On the way home from the football the other day it started raining. Heavily. There was a lot of traffic and a lot of grumpy people. I was not stuck in traffic, because I was walking. (Smug.) I was not grumpy, because I love walking in the rain. (Double smug.) I will point out at this stage that while I love walking in the rain, I do much prefer it when it rains on me as I am walking home, as opposed to when I am heading somewhere. There's only so much hanging about in damp clothes that is pleasant. Anyway, the rain gradually started to clear, and some sun appeared. Automatically I started to do the rainbow dance, working out where the rainbow would - and did - appear. It was a great rainbow, a perfect arc, right over the river. I stopped to take a photo, and was aware of people stuck in the slow moving traffic also enjoying the sight. So, you may be asking yourself, why isn't she showing us a photo of this fabulous rainbow? Well, it's like this. I turned to cross over the bridge and the sky on the other side of the bridge took my breath away. Fishing around in my pocket for my phone, a couple of young lads were heading in the opposite direction, hoods up, huddled into their coats. As they passed, they looked up at what I was taking a photo of, muttered something to each other, and stopped to take a picture. Nature noticing at its best.
A friend was on holiday in the north east last week, and sent me a lot of triumphant rainbow photographs from Dunottar Castle. She said she was so excited when the first one showed up, and then they just kept coming. Even better, the rain was out at sea, so they didn't even get wet! However, she also reported some more sombre findings; she heard someone effectively complaining about the rainbow, saying "the weather doesn't know what it's doing". In fact she heard so many people complaining about the steps to the castle and the unpredictability of the weather that she began to wonder if she had happened upon a group of people, so used to seeing castles on cliff tops under rainbowy skies, that it was old news to them. Remember! Awe is good for you!
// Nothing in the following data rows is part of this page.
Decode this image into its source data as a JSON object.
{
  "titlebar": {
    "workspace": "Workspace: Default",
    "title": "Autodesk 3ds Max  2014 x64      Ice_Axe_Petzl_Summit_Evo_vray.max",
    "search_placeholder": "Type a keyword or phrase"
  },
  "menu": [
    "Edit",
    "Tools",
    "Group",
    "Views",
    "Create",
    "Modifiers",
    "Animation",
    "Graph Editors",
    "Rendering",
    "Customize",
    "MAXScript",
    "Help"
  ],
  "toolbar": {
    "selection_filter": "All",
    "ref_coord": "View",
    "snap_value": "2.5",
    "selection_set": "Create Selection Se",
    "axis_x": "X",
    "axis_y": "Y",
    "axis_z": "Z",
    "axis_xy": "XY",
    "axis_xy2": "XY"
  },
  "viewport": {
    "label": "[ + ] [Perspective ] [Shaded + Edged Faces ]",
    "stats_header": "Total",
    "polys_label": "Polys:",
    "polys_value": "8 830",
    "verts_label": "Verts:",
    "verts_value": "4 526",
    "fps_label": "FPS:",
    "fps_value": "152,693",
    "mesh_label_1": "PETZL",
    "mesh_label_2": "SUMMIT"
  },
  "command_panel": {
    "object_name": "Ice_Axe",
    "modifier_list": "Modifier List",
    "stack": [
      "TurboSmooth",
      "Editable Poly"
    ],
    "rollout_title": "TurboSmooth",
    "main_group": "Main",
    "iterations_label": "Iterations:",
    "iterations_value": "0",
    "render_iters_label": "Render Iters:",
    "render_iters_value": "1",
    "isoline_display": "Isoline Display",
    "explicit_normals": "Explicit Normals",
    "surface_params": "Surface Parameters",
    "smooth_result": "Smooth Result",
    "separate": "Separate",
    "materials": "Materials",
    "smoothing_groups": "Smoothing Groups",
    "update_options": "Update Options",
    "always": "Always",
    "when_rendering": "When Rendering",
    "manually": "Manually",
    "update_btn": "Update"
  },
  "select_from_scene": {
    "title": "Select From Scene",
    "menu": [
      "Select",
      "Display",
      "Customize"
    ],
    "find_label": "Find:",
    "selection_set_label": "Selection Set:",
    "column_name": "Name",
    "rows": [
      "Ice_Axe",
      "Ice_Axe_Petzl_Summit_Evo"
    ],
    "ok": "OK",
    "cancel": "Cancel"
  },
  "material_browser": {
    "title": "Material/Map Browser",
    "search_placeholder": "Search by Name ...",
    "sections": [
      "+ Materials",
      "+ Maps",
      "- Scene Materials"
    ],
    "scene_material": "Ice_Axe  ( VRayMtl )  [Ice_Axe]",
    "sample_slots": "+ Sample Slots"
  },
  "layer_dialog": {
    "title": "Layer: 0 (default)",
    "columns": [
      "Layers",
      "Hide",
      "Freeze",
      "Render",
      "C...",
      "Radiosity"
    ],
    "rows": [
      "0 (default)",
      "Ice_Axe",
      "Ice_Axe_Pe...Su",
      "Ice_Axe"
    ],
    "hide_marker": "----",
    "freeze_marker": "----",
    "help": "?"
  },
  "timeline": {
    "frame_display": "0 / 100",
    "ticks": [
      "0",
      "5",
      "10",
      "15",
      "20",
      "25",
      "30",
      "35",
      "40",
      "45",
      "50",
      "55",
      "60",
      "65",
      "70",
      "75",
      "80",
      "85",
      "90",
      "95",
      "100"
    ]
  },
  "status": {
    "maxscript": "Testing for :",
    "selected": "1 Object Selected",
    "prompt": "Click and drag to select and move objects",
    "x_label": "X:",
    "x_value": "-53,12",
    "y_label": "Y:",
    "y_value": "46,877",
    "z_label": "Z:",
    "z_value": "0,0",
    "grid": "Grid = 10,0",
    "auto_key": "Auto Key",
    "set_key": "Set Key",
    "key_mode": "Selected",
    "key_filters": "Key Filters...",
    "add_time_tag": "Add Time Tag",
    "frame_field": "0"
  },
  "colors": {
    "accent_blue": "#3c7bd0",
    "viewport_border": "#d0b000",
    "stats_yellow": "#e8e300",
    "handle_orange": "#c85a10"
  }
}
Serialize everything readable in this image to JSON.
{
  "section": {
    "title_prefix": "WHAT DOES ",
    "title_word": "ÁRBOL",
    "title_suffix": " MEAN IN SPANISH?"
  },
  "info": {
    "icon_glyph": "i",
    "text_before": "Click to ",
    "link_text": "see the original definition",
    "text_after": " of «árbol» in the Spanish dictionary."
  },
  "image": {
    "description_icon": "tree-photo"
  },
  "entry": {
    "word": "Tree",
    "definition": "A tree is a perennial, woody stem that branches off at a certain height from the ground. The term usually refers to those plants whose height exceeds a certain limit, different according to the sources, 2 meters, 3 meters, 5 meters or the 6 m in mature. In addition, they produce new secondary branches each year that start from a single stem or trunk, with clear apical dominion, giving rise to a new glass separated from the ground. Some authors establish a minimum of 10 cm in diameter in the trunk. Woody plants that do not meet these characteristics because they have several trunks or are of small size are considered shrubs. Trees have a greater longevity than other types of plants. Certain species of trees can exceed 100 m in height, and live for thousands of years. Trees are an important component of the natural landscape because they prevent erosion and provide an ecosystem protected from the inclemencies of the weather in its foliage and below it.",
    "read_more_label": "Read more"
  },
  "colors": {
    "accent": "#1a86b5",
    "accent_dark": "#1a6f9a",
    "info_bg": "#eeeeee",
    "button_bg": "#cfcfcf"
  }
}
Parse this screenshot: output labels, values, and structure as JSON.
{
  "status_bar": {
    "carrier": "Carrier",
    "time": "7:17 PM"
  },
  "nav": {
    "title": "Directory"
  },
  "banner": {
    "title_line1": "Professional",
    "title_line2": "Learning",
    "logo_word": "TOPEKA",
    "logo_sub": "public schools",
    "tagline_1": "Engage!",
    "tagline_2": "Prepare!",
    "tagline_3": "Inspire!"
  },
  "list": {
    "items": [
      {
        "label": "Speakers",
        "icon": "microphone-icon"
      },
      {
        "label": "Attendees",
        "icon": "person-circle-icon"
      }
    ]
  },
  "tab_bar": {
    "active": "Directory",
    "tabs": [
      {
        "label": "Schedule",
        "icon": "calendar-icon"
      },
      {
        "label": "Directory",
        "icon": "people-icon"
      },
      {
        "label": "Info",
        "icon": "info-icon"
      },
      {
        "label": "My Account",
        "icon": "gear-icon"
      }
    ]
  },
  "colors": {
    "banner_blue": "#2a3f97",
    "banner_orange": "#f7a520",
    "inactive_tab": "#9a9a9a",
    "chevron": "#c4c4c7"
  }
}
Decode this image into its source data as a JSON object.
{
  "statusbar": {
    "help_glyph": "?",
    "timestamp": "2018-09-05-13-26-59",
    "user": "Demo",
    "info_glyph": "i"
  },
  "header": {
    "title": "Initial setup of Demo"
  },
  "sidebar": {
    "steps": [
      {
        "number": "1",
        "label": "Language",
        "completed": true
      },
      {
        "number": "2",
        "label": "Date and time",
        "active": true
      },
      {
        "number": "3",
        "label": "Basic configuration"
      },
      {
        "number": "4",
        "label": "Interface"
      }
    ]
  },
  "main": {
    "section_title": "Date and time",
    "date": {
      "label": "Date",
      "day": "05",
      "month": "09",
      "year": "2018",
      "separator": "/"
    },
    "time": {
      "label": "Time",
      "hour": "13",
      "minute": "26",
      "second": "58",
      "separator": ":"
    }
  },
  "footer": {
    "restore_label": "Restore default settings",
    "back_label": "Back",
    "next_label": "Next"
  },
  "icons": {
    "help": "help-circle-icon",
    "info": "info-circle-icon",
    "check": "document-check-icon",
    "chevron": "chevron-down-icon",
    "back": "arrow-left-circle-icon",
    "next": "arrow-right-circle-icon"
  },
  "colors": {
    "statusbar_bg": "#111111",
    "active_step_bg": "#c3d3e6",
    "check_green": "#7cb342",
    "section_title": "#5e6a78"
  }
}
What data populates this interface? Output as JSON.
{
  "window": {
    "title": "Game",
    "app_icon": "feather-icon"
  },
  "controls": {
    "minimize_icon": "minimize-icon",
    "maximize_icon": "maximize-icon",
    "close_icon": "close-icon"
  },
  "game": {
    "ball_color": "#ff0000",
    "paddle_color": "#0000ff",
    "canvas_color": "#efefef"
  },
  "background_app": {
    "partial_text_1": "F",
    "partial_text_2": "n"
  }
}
As is nature connection. The latest research has just been published, and demonstrates that actively noticing nature promotes more nature connection than simple contact with nature. Higher levels of nature connectedness benefit both people and nature, through improved wellbeing, more pro-nature conservation actions and more pro-conservation behaviour. Maybe now is a good time to mention, the 3 good things again. It's a simple way that I find reminds me to notice nature wherever I am, plus I get to think about it again every evening when I write down what I've noticed during the day. This week apart from the rainbow and the fabulous sky, I saw the full moon, golden leaves falling in the breeze and I have heard some very noisy squirrels indeed. What have you noticed this week?